START Supplied material
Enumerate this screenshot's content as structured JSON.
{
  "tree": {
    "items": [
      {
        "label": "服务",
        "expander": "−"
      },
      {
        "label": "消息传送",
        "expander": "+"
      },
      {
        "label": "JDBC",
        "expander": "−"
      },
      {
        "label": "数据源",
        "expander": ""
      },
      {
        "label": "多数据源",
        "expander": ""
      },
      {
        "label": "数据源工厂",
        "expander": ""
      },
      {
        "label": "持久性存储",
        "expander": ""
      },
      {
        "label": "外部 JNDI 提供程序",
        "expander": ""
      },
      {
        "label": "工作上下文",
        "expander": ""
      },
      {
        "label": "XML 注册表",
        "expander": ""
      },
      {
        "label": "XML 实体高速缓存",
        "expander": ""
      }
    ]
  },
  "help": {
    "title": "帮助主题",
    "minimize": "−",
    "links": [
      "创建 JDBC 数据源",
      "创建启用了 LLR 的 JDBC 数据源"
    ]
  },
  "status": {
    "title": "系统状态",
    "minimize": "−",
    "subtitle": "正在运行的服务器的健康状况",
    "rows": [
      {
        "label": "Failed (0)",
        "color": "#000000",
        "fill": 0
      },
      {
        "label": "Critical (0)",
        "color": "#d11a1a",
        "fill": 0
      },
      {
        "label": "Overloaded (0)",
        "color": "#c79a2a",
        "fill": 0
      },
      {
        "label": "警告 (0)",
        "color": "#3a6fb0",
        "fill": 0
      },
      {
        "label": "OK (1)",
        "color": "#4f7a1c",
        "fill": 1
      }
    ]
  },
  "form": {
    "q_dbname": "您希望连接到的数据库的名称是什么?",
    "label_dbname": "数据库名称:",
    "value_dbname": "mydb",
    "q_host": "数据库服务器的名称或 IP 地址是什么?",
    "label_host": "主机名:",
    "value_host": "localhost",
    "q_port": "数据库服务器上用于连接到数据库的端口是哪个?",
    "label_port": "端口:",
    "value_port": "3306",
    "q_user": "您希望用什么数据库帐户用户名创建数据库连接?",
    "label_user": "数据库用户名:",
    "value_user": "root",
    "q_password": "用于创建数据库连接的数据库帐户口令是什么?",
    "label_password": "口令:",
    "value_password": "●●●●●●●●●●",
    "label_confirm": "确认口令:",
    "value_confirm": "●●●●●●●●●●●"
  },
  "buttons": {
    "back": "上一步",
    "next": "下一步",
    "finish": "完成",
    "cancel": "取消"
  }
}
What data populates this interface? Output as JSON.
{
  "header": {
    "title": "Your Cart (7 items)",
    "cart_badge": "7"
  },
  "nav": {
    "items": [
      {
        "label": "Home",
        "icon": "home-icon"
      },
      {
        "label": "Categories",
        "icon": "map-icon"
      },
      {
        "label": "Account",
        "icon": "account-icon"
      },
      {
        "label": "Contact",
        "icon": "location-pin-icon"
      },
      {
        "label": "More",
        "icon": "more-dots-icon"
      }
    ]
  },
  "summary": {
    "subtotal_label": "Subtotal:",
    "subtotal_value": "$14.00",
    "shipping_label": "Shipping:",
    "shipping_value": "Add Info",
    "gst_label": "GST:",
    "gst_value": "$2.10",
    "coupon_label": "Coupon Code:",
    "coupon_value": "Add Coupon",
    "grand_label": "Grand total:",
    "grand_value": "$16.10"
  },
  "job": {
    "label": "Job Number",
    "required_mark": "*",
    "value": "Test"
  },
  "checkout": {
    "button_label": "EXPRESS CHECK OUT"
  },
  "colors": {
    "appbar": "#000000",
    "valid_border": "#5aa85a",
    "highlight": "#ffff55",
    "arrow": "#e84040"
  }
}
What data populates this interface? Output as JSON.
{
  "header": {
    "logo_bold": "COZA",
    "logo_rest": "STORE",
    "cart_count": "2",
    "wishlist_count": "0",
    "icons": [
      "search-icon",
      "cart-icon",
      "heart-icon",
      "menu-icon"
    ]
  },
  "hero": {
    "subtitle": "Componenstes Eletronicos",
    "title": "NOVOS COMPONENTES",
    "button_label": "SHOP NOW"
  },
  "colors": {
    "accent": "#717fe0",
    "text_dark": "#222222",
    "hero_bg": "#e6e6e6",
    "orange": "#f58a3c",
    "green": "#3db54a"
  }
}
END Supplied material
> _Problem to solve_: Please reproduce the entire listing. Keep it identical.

> _Worked solution_:
Enumerate this screenshot's content as structured JSON.
{
  "tree": {
    "items": [
      {
        "label": "服务",
        "expander": "−"
      },
      {
        "label": "消息传送",
        "expander": "+"
      },
      {
        "label": "JDBC",
        "expander": "−"
      },
      {
        "label": "数据源",
        "expander": ""
      },
      {
        "label": "多数据源",
        "expander": ""
      },
      {
        "label": "数据源工厂",
        "expander": ""
      },
      {
        "label": "持久性存储",
        "expander": ""
      },
      {
        "label": "外部 JNDI 提供程序",
        "expander": ""
      },
      {
        "label": "工作上下文",
        "expander": ""
      },
      {
        "label": "XML 注册表",
        "expander": ""
      },
      {
        "label": "XML 实体高速缓存",
        "expander": ""
      }
    ]
  },
  "help": {
    "title": "帮助主题",
    "minimize": "−",
    "links": [
      "创建 JDBC 数据源",
      "创建启用了 LLR 的 JDBC 数据源"
    ]
  },
  "status": {
    "title": "系统状态",
    "minimize": "−",
    "subtitle": "正在运行的服务器的健康状况",
    "rows": [
      {
        "label": "Failed (0)",
        "color": "#000000",
        "fill": 0
      },
      {
        "label": "Critical (0)",
        "color": "#d11a1a",
        "fill": 0
      },
      {
        "label": "Overloaded (0)",
        "color": "#c79a2a",
        "fill": 0
      },
      {
        "label": "警告 (0)",
        "color": "#3a6fb0",
        "fill": 0
      },
      {
        "label": "OK (1)",
        "color": "#4f7a1c",
        "fill": 1
      }
    ]
  },
  "form": {
    "q_dbname": "您希望连接到的数据库的名称是什么?",
    "label_dbname": "数据库名称:",
    "value_dbname": "mydb",
    "q_host": "数据库服务器的名称或 IP 地址是什么?",
    "label_host": "主机名:",
    "value_host": "localhost",
    "q_port": "数据库服务器上用于连接到数据库的端口是哪个?",
    "label_port": "端口:",
    "value_port": "3306",
    "q_user": "您希望用什么数据库帐户用户名创建数据库连接?",
    "label_user": "数据库用户名:",
    "value_user": "root",
    "q_password": "用于创建数据库连接的数据库帐户口令是什么?",
    "label_password": "口令:",
    "value_password": "●●●●●●●●●●",
    "label_confirm": "确认口令:",
    "value_confirm": "●●●●●●●●●●●"
  },
  "buttons": {
    "back": "上一步",
    "next": "下一步",
    "finish": "完成",
    "cancel": "取消"
  }
}
What data populates this interface? Output as JSON.
{
  "header": {
    "title": "Your Cart (7 items)",
    "cart_badge": "7"
  },
  "nav": {
    "items": [
      {
        "label": "Home",
        "icon": "home-icon"
      },
      {
        "label": "Categories",
        "icon": "map-icon"
      },
      {
        "label": "Account",
        "icon": "account-icon"
      },
      {
        "label": "Contact",
        "icon": "location-pin-icon"
      },
      {
        "label": "More",
        "icon": "more-dots-icon"
      }
    ]
  },
  "summary": {
    "subtotal_label": "Subtotal:",
    "subtotal_value": "$14.00",
    "shipping_label": "Shipping:",
    "shipping_value": "Add Info",
    "gst_label": "GST:",
    "gst_value": "$2.10",
    "coupon_label": "Coupon Code:",
    "coupon_value": "Add Coupon",
    "grand_label": "Grand total:",
    "grand_value": "$16.10"
  },
  "job": {
    "label": "Job Number",
    "required_mark": "*",
    "value": "Test"
  },
  "checkout": {
    "button_label": "EXPRESS CHECK OUT"
  },
  "colors": {
    "appbar": "#000000",
    "valid_border": "#5aa85a",
    "highlight": "#ffff55",
    "arrow": "#e84040"
  }
}
What data populates this interface? Output as JSON.
{
  "header": {
    "logo_bold": "COZA",
    "logo_rest": "STORE",
    "cart_count": "2",
    "wishlist_count": "0",
    "icons": [
      "search-icon",
      "cart-icon",
      "heart-icon",
      "menu-icon"
    ]
  },
  "hero": {
    "subtitle": "Componenstes Eletronicos",
    "title": "NOVOS COMPONENTES",
    "button_label": "SHOP NOW"
  },
  "colors": {
    "accent": "#717fe0",
    "text_dark": "#222222",
    "hero_bg": "#e6e6e6",
    "orange": "#f58a3c",
    "green": "#3db54a"
  }
}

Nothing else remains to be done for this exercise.